“So now we’re only going to shoot birds that exhibit no exceptional qualities?” I asked.
He looked at me for a moment. I couldn’t tell if it was exasperation with my level of understanding or whether he wasn’t sure himself why he wasn’t interested in shooting that particular bird. I knew that there was a special place in his heart for what I often called “chickens.” I equated the birds we hunted with the domestic variety. I never shared my grandmother’s fondness for what she called her “girls.” When she took sick for two weeks, and my sister and I were tasked with gathering the eggs, I had tried to lift the hens gently from their nests at first. By the end of the week I was whacking hens off their nests with a broom. Actually, it was a shovel, but I say it was a broom when I’m in mixed company so as not to offend chicken-sympathizers.

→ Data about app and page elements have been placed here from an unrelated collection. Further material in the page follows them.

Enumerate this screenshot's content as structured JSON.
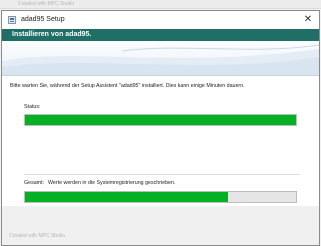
{
  "backdrop": {
    "text": "Created with MPC Studio"
  },
  "window": {
    "title": "adad95 Setup",
    "close_glyph": "✕"
  },
  "banner": {
    "title": "Installieren von adad95."
  },
  "content": {
    "message": "Bitte warten Sie, während der Setup Assistent \"adad95\" installiert. Dies kann einige Minuten dauern.",
    "status_label": "Status:",
    "progress_main": 1.0,
    "detail_label": "Gesamt:",
    "detail_text": "Werte werden in die Systemregistrierung geschrieben.",
    "progress_total": 0.75
  },
  "footer": {
    "text": "Created with MPC Studio"
  },
  "colors": {
    "progress": "#06b025",
    "banner_head": "#1f6f66"
  },
  "icons": {
    "app": "installer-icon",
    "close": "close-icon"
  }
}
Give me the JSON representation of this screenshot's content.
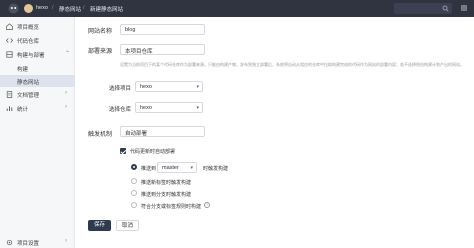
{
  "topbar": {
    "crumbs": [
      "hexo",
      "静态网站",
      "新建静态网站"
    ],
    "separator": "/"
  },
  "sidebar": {
    "items": [
      {
        "label": "项目概览",
        "icon": "home-icon"
      },
      {
        "label": "代码仓库",
        "icon": "code-icon"
      },
      {
        "label": "构建与部署",
        "icon": "build-icon",
        "expanded": true
      },
      {
        "label": "构建",
        "sub": true
      },
      {
        "label": "静态网站",
        "sub": true,
        "active": true
      },
      {
        "label": "文档管理",
        "icon": "doc-icon"
      },
      {
        "label": "统计",
        "icon": "stats-icon"
      }
    ],
    "footer": "项目设置"
  },
  "form": {
    "site_name_label": "网站名称",
    "site_name_value": "blog",
    "source_label": "部署来源",
    "source_value": "本项目仓库",
    "hint": "设置为当前项目下的某个代码仓库作为部署来源。只能由构建产物，发布到独立部署后，系统将自动从相应的仓库中拉取构建完成的代码作为网站的部署内容；若不选择则由构建计划产出的网站。",
    "project_label": "选择项目",
    "project_value": "hexo",
    "repo_label": "选择仓库",
    "repo_value": "hexo",
    "trigger_label": "触发机制",
    "trigger_value": "自动部署",
    "auto_deploy_checkbox": "代码更新时自动部署",
    "radio_push_prefix": "推送到",
    "radio_push_branch": "master",
    "radio_push_suffix": "时触发构建",
    "radio_tag": "推送新标签时触发构建",
    "radio_branch": "推送到分支时触发构建",
    "radio_custom": "符合分支或标签规则时构建",
    "help": "?"
  },
  "actions": {
    "save": "保存",
    "cancel": "取消"
  }
}
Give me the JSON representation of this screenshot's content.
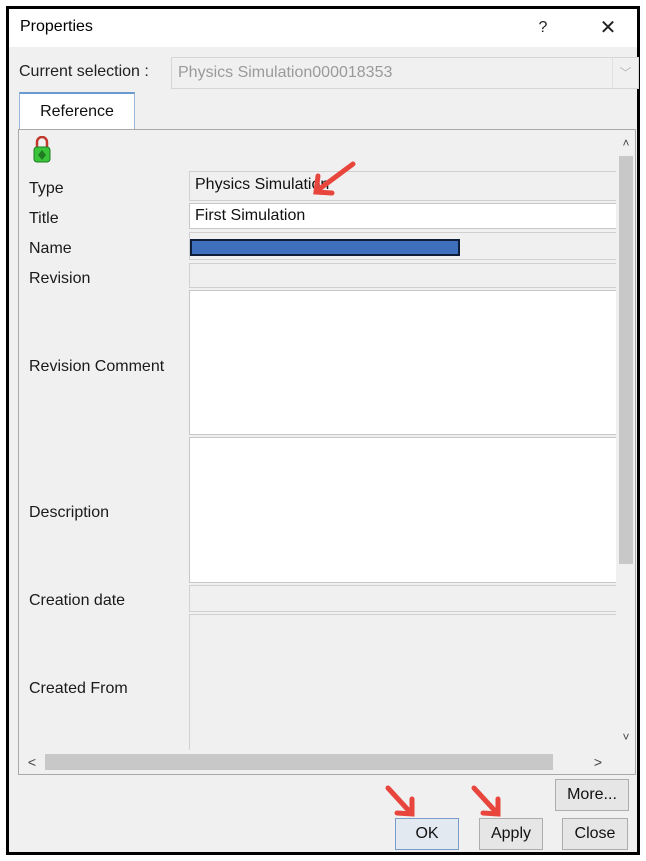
{
  "window": {
    "title": "Properties",
    "help_label": "?",
    "close_label": "✕"
  },
  "selection": {
    "label": "Current selection :",
    "value": "Physics Simulation000018353",
    "arrow": "﹀"
  },
  "tabs": [
    {
      "label": "Reference"
    }
  ],
  "fields": {
    "type": {
      "label": "Type",
      "value": "Physics Simulation"
    },
    "title": {
      "label": "Title",
      "value": "First Simulation"
    },
    "name": {
      "label": "Name",
      "value": ""
    },
    "revision": {
      "label": "Revision",
      "value": ""
    },
    "revision_comment": {
      "label": "Revision Comment",
      "value": ""
    },
    "description": {
      "label": "Description",
      "value": ""
    },
    "creation_date": {
      "label": "Creation date",
      "value": ""
    },
    "created_from": {
      "label": "Created From",
      "value": ""
    }
  },
  "scrollbars": {
    "up": "˄",
    "down": "˅",
    "left": "<",
    "right": ">"
  },
  "buttons": {
    "more": "More...",
    "ok": "OK",
    "apply": "Apply",
    "close": "Close"
  },
  "colors": {
    "annotation_arrow": "#e8453c",
    "redaction_fill": "#3d6fbd",
    "lock_icon_green": "#39c43a",
    "lock_icon_red": "#c0392b"
  }
}
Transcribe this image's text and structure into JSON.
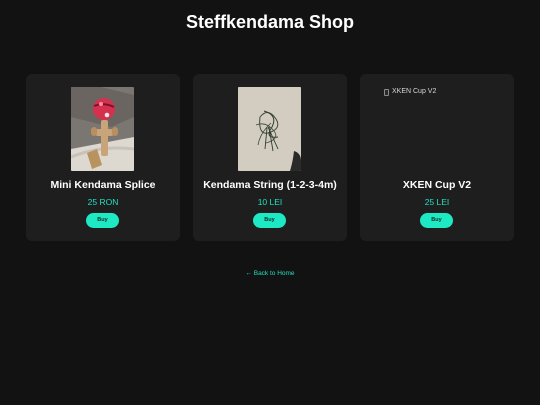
{
  "page": {
    "title": "Steffkendama Shop",
    "background_color": "#121212",
    "card_color": "#1e1e1e",
    "accent_color": "#1de9c4"
  },
  "products": [
    {
      "name": "Mini Kendama Splice",
      "price": "25 RON",
      "buy_label": "Buy",
      "image": "mini-kendama-photo"
    },
    {
      "name": "Kendama String (1-2-3-4m)",
      "price": "10 LEI",
      "buy_label": "Buy",
      "image": "kendama-string-photo"
    },
    {
      "name": "XKEN Cup V2",
      "price": "25 LEI",
      "buy_label": "Buy",
      "image_alt": "XKEN Cup V2",
      "image_icon": "broken-image-icon"
    }
  ],
  "footer": {
    "back_link": "← Back to Home"
  }
}
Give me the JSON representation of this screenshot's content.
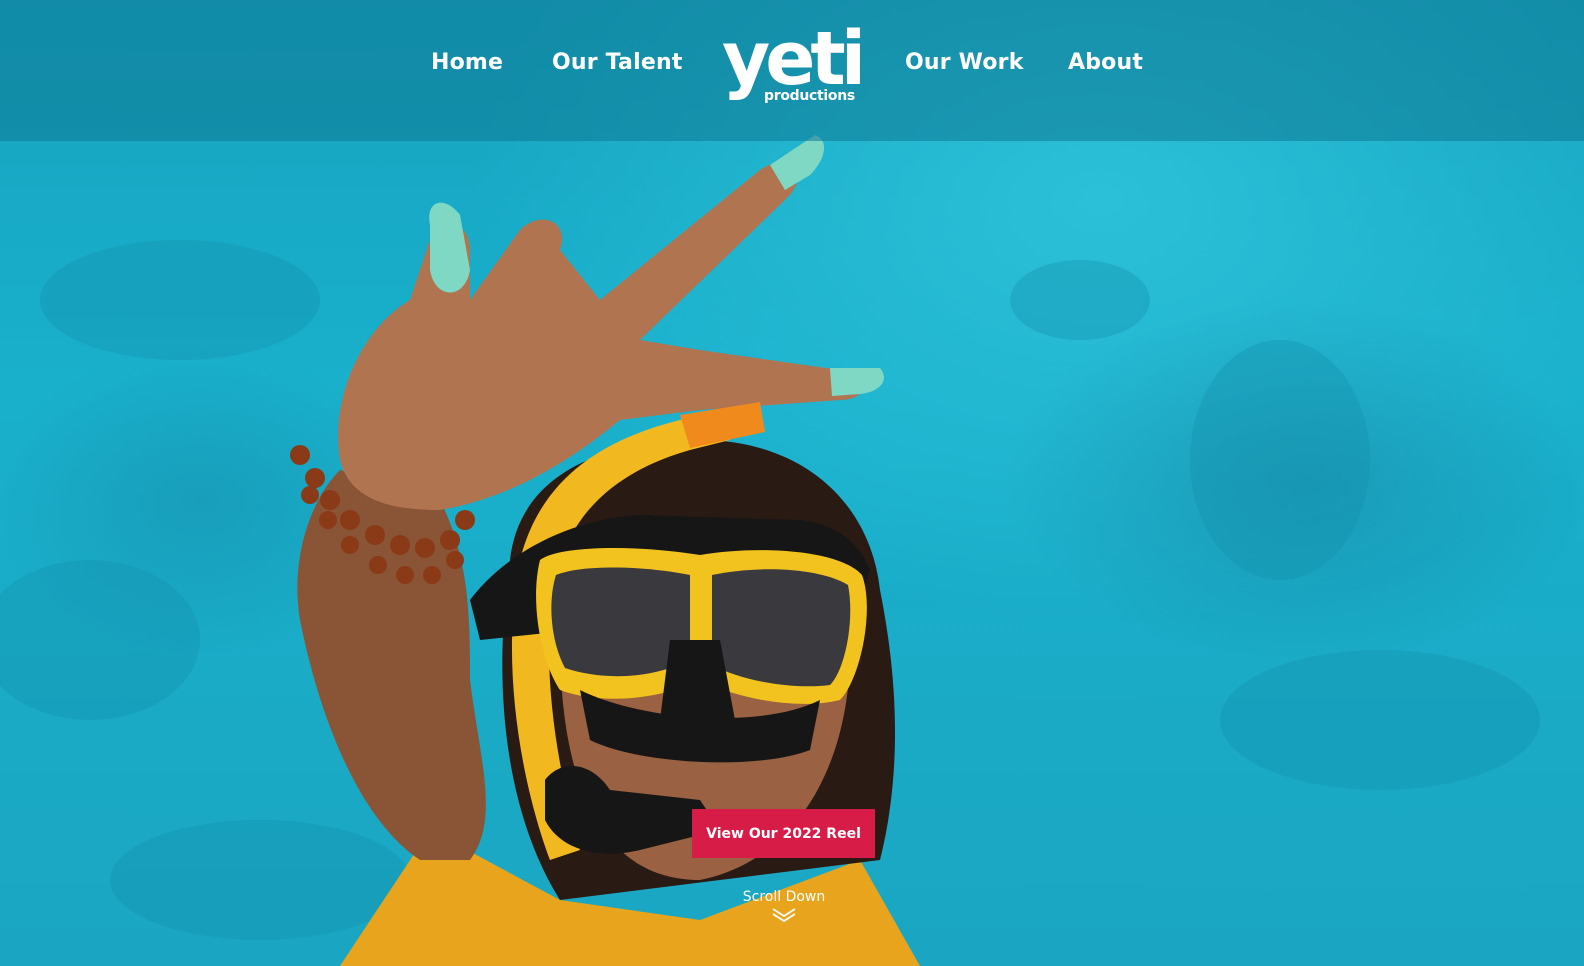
{
  "brand": {
    "logo_main": "yeti",
    "logo_sub": "productions"
  },
  "nav": {
    "home": "Home",
    "talent": "Our Talent",
    "work": "Our Work",
    "about": "About"
  },
  "hero": {
    "cta_label": "View Our 2022 Reel",
    "scroll_label": "Scroll Down",
    "scroll_icon": "double-chevron-down-icon"
  },
  "colors": {
    "accent": "#d81c48",
    "water": "#1aa9c6",
    "header_overlay": "#0e7894"
  }
}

We pulled into our last hunting spot for the day. It was an edge line that provided all the elements for great spruce grouse hunting. Winchester and Cheyenne, an English setter and a chocolate lab, who was still learning to honor a point, were let out of the back of the truck. They bounded into the woods with renewed energy. My hunting partner loaded his shotgun with the two shells he’d put away earlier.
Winchester and Cheyenne- Winchester is an English Setter
Cheyenne is a chocolate lab representing two different styles of bird hunting
(Pointers and Flushers)
“Maybe we’ll find some dumb ones!” I hollered across the back of the truck.
Winchester with Spruce Grouse
|< Prev||Next >|